This is indeed an extraordinary set of events that you describe. Was anyone running this department before you were appointed, or was the Dean solely responsible ? I suspect it was the latter, and this being the case, there is nowhere for you to go than straight to the top - to the Chancellor of the University. You have no other option.

However, before you do so, you must first accumulate sufficient evidence of the Dean's behaviour and inappropriate conduct, to present your case. Heresay and innuendo count for nothing. You have to hand write the conversations you have with the Dean in a paper notebook, which must be your property and then date and time each conversation you have, no matter how trite or inconsequential.

In addition, you must try and restrict your conversations with the Dean to a minimum and keep your interactions with him on a strictly 'in writing' basis.

This is going to be tedious, time consuming, laborious and unpleasant, however, this is the only way that you are going to be able to protect yourself in the short-term and retain your sanity and integrity.

Sadly for you, there is no future for you in trying to engage with the Dean. From your description, it appears to be beyond recovery. He seems to be completely out-of-control and intoxicated with the power he chooses to wield over those who work for him. That he favours two other female members of staff seems to suggest something even more sinister and incriminating.
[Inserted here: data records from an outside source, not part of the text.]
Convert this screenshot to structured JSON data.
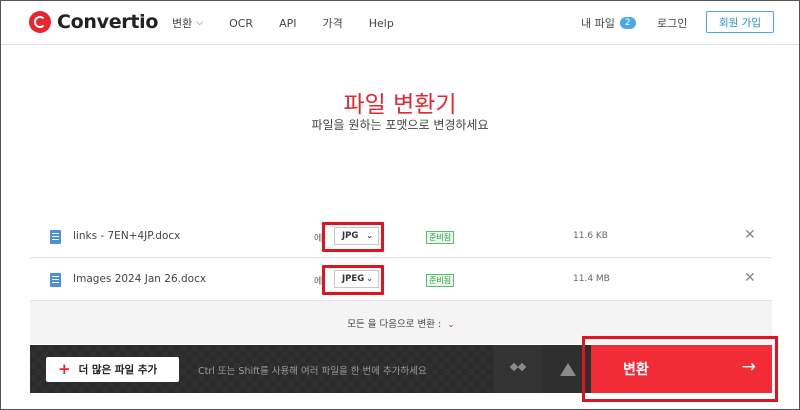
{
  "header": {
    "logo_text": "Convertio",
    "nav": [
      {
        "label": "변환",
        "has_dropdown": true
      },
      {
        "label": "OCR"
      },
      {
        "label": "API"
      },
      {
        "label": "가격"
      },
      {
        "label": "Help"
      }
    ],
    "my_files_label": "내 파일",
    "my_files_count": "2",
    "login_label": "로그인",
    "signup_label": "회원 가입"
  },
  "hero": {
    "title": "파일 변환기",
    "subtitle": "파일을 원하는 포맷으로 변경하세요"
  },
  "files": [
    {
      "name": "links - 7EN+4JP.docx",
      "to_label": "에",
      "format": "JPG",
      "status": "준비됨",
      "size": "11.6 KB"
    },
    {
      "name": "Images 2024 Jan 26.docx",
      "to_label": "에",
      "format": "JPEG",
      "status": "준비됨",
      "size": "11.4 MB"
    }
  ],
  "convert_all_label": "모든 을 다음으로 변환 :",
  "bottom_bar": {
    "add_files_label": "더 많은 파일 추가",
    "hint": "Ctrl 또는 Shift를 사용해 여러 파일을 한 번에 추가하세요",
    "convert_label": "변환"
  },
  "colors": {
    "brand_red": "#e8262f",
    "convert_button": "#f12c36",
    "highlight_box": "#e0141e",
    "bar_dark": "#2b2b2b",
    "link_blue": "#48a9e6",
    "status_green": "#2e9d3a"
  },
  "icons": {
    "logo": "convertio-logo-icon",
    "file": "word-document-icon",
    "remove": "close-icon",
    "dropbox": "dropbox-icon",
    "drive": "google-drive-icon",
    "submit": "arrow-right-icon"
  }
}
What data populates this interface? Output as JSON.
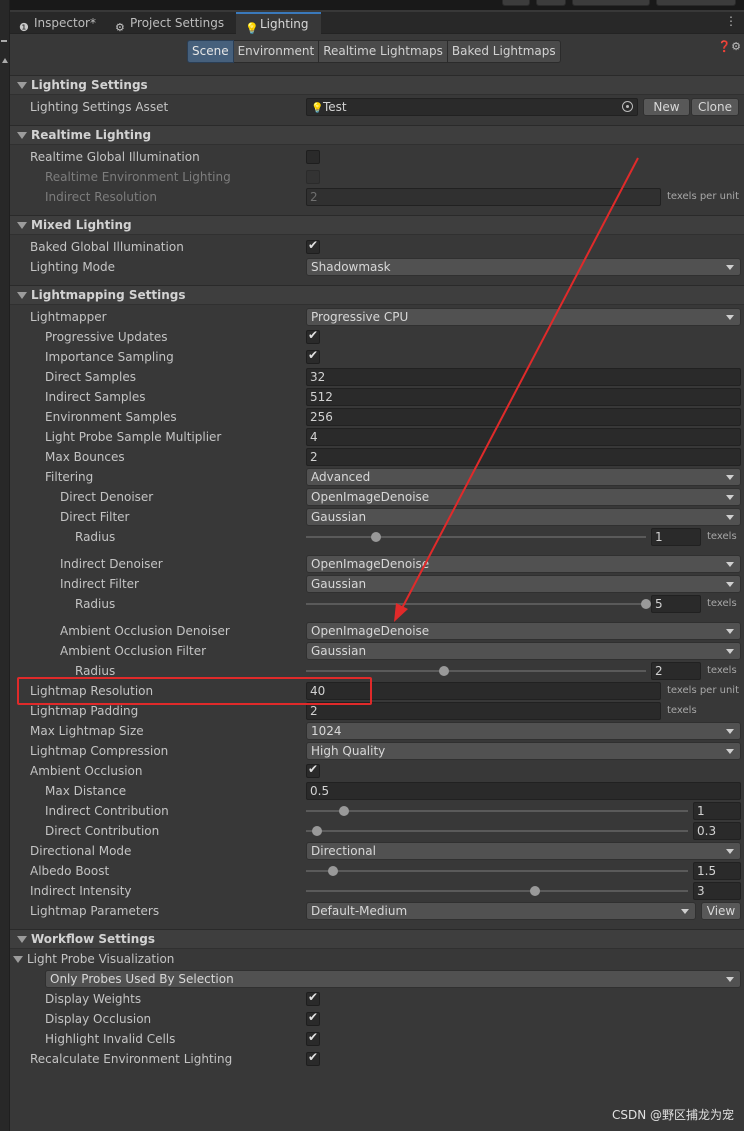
{
  "tabs": [
    {
      "label": "Inspector*",
      "icon": "info-icon"
    },
    {
      "label": "Project Settings",
      "icon": "gear-icon"
    },
    {
      "label": "Lighting",
      "icon": "bulb-icon"
    }
  ],
  "tab_menu": "⋮",
  "segments": [
    "Scene",
    "Environment",
    "Realtime Lightmaps",
    "Baked Lightmaps"
  ],
  "active_segment": "Scene",
  "sections": {
    "lighting_settings": "Lighting Settings",
    "realtime_lighting": "Realtime Lighting",
    "mixed_lighting": "Mixed Lighting",
    "lightmapping_settings": "Lightmapping Settings",
    "workflow_settings": "Workflow Settings"
  },
  "lighting_settings": {
    "asset_label": "Lighting Settings Asset",
    "asset_value": "Test",
    "new_button": "New",
    "clone_button": "Clone"
  },
  "realtime": {
    "rgi_label": "Realtime Global Illumination",
    "rel_label": "Realtime Environment Lighting",
    "indirect_res_label": "Indirect Resolution",
    "indirect_res_value": "2",
    "indirect_res_unit": "texels per unit"
  },
  "mixed": {
    "bgi_label": "Baked Global Illumination",
    "mode_label": "Lighting Mode",
    "mode_value": "Shadowmask"
  },
  "lightmapping": {
    "lightmapper_label": "Lightmapper",
    "lightmapper_value": "Progressive CPU",
    "progressive_updates": "Progressive Updates",
    "importance_sampling": "Importance Sampling",
    "direct_samples_label": "Direct Samples",
    "direct_samples_value": "32",
    "indirect_samples_label": "Indirect Samples",
    "indirect_samples_value": "512",
    "env_samples_label": "Environment Samples",
    "env_samples_value": "256",
    "lpsm_label": "Light Probe Sample Multiplier",
    "lpsm_value": "4",
    "max_bounces_label": "Max Bounces",
    "max_bounces_value": "2",
    "filtering_label": "Filtering",
    "filtering_value": "Advanced",
    "direct_denoiser_label": "Direct Denoiser",
    "direct_denoiser_value": "OpenImageDenoise",
    "direct_filter_label": "Direct Filter",
    "direct_filter_value": "Gaussian",
    "radius_label": "Radius",
    "direct_radius_value": "1",
    "direct_radius_fraction": 0.207,
    "texels": "texels",
    "indirect_denoiser_label": "Indirect Denoiser",
    "indirect_denoiser_value": "OpenImageDenoise",
    "indirect_filter_label": "Indirect Filter",
    "indirect_filter_value": "Gaussian",
    "indirect_radius_value": "5",
    "indirect_radius_fraction": 1.0,
    "ao_denoiser_label": "Ambient Occlusion Denoiser",
    "ao_denoiser_value": "OpenImageDenoise",
    "ao_filter_label": "Ambient Occlusion Filter",
    "ao_filter_value": "Gaussian",
    "ao_radius_value": "2",
    "ao_radius_fraction": 0.405,
    "lm_res_label": "Lightmap Resolution",
    "lm_res_value": "40",
    "lm_res_unit": "texels per unit",
    "lm_padding_label": "Lightmap Padding",
    "lm_padding_value": "2",
    "lm_padding_unit": "texels",
    "max_lm_size_label": "Max Lightmap Size",
    "max_lm_size_value": "1024",
    "lm_compression_label": "Lightmap Compression",
    "lm_compression_value": "High Quality",
    "ao_label": "Ambient Occlusion",
    "max_distance_label": "Max Distance",
    "max_distance_value": "0.5",
    "indirect_contribution_label": "Indirect Contribution",
    "indirect_contribution_value": "1",
    "indirect_contribution_fraction": 0.1,
    "direct_contribution_label": "Direct Contribution",
    "direct_contribution_value": "0.3",
    "direct_contribution_fraction": 0.03,
    "directional_mode_label": "Directional Mode",
    "directional_mode_value": "Directional",
    "albedo_boost_label": "Albedo Boost",
    "albedo_boost_value": "1.5",
    "albedo_boost_fraction": 0.07,
    "indirect_intensity_label": "Indirect Intensity",
    "indirect_intensity_value": "3",
    "indirect_intensity_fraction": 0.6,
    "lm_params_label": "Lightmap Parameters",
    "lm_params_value": "Default-Medium",
    "view_button": "View"
  },
  "workflow": {
    "lpv_label": "Light Probe Visualization",
    "lpv_value": "Only Probes Used By Selection",
    "display_weights": "Display Weights",
    "display_occlusion": "Display Occlusion",
    "highlight_invalid": "Highlight Invalid Cells",
    "recalc_env": "Recalculate Environment Lighting"
  },
  "watermark": "CSDN @野区捕龙为宠",
  "colors": {
    "background": "#383838",
    "accent": "#3a79bb",
    "annotation_red": "#e02a2a"
  }
}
So, you will have to deal with him, as you have to deal with all those who bully, harass and intimidate others, by providing evidence of their actions.

The VP may well be an innocent party in all of this, but because of the positive impression that the Dean gives the VP, it is not worth the risk in talking to him or taking your evidence to him.

Just remember that once you 'blow the whistle' on the Dean, you are exposed and vulnerable, so you might as well blow the whistle to the highest authority available; and that's the Chancellor. The Chancellor has to be told, because what you have to report is potentially a threat to the reputation and integrity of the University.

Be prepared for the unpleasantness which will undoubtedly follow, because no one is going to thank you for it, and last but by no means least, please make sure that you have another post lined up to go to, because it is unlikely that you will be asked to remain in situ.

Having said that, employment law in some countries protects 'whistleblowers', so you may find that you are protected; whilst in other countries, public sector workers are protected by their union, so that too, is a possible route for you to pursue.

However, in the end, Nathan, you will realise that the working world is filled with people like the Dean, and that you will probably encounter a similar personality at some future point in your working career. So it's always best to learn how to deal with them sooner than later. Yes, you could just walk away and leave someone else to sort it out, but you don't strike me as that sort of person.

About our Expert

Charles Helliwell
Charles Helliwell

For almost 20 years, Charles Helliwell has been enjoying a lifestyle and making a living as a behavioural and relationship mentor specialising in the personal and professional development of individuals and teams in the workplace.